The trial showed no reliable effects of artificial sweeteners on the loss of weight. Yet, a relatively higher risk of weight gain and obesity, high blood pressure, diabetes, heart disease and other health issues was evident in relation with those sweeteners in long term observational studies.
Dr. Ryan Zarychanski, Assistant Professor, Rady Faculty of Health Sciences, University of Manitoba and an author of the study said: "Despite the fact that millions of individuals routinely consume artificial sweeteners, relatively few patients have been included in clinical trials of these products.” The data from the clinical trials did not support the anticipated benefits of artificial sweeteners for weight management, she added.
To understand the effect of artificial sweeteners consumed by pregnant women on weight gain, metabolism and gut bacteria of their infants, a team at Children's Hospital Research Institute of Manitoba, under the lead author Dr. Meghan Azad, Assistant Professor, Rady Faculty of Health Sciences, University of Manitoba, is undertaking a new study.

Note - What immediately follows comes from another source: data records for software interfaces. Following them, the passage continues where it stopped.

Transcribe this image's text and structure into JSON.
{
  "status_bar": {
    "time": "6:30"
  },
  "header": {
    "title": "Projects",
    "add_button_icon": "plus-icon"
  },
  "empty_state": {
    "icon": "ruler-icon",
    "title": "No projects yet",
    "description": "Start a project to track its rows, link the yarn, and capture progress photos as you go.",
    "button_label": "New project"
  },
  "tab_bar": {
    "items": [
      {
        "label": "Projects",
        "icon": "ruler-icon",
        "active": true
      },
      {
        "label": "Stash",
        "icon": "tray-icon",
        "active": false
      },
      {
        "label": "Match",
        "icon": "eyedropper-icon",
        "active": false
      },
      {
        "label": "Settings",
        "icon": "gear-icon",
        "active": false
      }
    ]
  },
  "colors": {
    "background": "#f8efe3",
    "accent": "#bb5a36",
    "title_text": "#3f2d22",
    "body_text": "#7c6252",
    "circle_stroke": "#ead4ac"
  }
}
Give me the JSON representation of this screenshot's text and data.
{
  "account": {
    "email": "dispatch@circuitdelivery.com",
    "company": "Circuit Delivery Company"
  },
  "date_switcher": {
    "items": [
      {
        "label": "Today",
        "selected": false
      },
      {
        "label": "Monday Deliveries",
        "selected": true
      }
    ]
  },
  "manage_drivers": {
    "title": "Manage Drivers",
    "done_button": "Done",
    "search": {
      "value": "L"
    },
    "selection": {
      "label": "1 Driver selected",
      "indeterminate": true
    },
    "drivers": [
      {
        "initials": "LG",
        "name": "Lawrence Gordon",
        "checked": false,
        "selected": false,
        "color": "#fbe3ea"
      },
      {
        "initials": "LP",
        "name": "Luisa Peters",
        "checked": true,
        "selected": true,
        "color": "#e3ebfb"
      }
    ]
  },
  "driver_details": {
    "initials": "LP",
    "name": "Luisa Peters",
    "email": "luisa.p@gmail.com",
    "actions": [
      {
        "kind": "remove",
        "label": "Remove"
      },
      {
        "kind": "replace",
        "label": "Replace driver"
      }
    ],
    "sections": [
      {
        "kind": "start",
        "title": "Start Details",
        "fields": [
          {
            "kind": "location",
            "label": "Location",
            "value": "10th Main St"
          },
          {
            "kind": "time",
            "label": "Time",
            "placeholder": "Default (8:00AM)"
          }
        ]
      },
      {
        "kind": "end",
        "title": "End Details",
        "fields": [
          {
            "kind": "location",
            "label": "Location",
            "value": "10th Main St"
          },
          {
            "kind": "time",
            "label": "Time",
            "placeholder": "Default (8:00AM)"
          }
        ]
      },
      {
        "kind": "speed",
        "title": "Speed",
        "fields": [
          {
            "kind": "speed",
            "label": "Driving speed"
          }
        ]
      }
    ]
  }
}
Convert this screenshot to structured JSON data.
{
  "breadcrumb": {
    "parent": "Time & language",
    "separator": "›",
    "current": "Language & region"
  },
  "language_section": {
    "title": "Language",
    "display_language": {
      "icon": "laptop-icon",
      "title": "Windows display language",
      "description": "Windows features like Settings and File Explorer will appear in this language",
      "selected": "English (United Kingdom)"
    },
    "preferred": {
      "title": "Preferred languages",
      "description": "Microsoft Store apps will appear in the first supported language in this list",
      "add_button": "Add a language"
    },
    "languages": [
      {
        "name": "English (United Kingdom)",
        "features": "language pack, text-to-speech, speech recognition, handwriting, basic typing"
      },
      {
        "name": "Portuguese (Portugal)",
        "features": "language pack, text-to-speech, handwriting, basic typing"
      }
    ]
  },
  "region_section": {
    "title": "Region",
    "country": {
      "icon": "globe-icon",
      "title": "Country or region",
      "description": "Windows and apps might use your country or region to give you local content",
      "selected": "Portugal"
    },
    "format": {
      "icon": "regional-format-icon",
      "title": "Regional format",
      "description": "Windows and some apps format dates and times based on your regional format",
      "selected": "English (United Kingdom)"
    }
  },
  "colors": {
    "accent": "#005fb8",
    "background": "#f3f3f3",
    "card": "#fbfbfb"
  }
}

According to Dr. Azad, until the characterization of the long-term health effects - both risks and benefits - of artificial sweeteners are completed caution is necessary.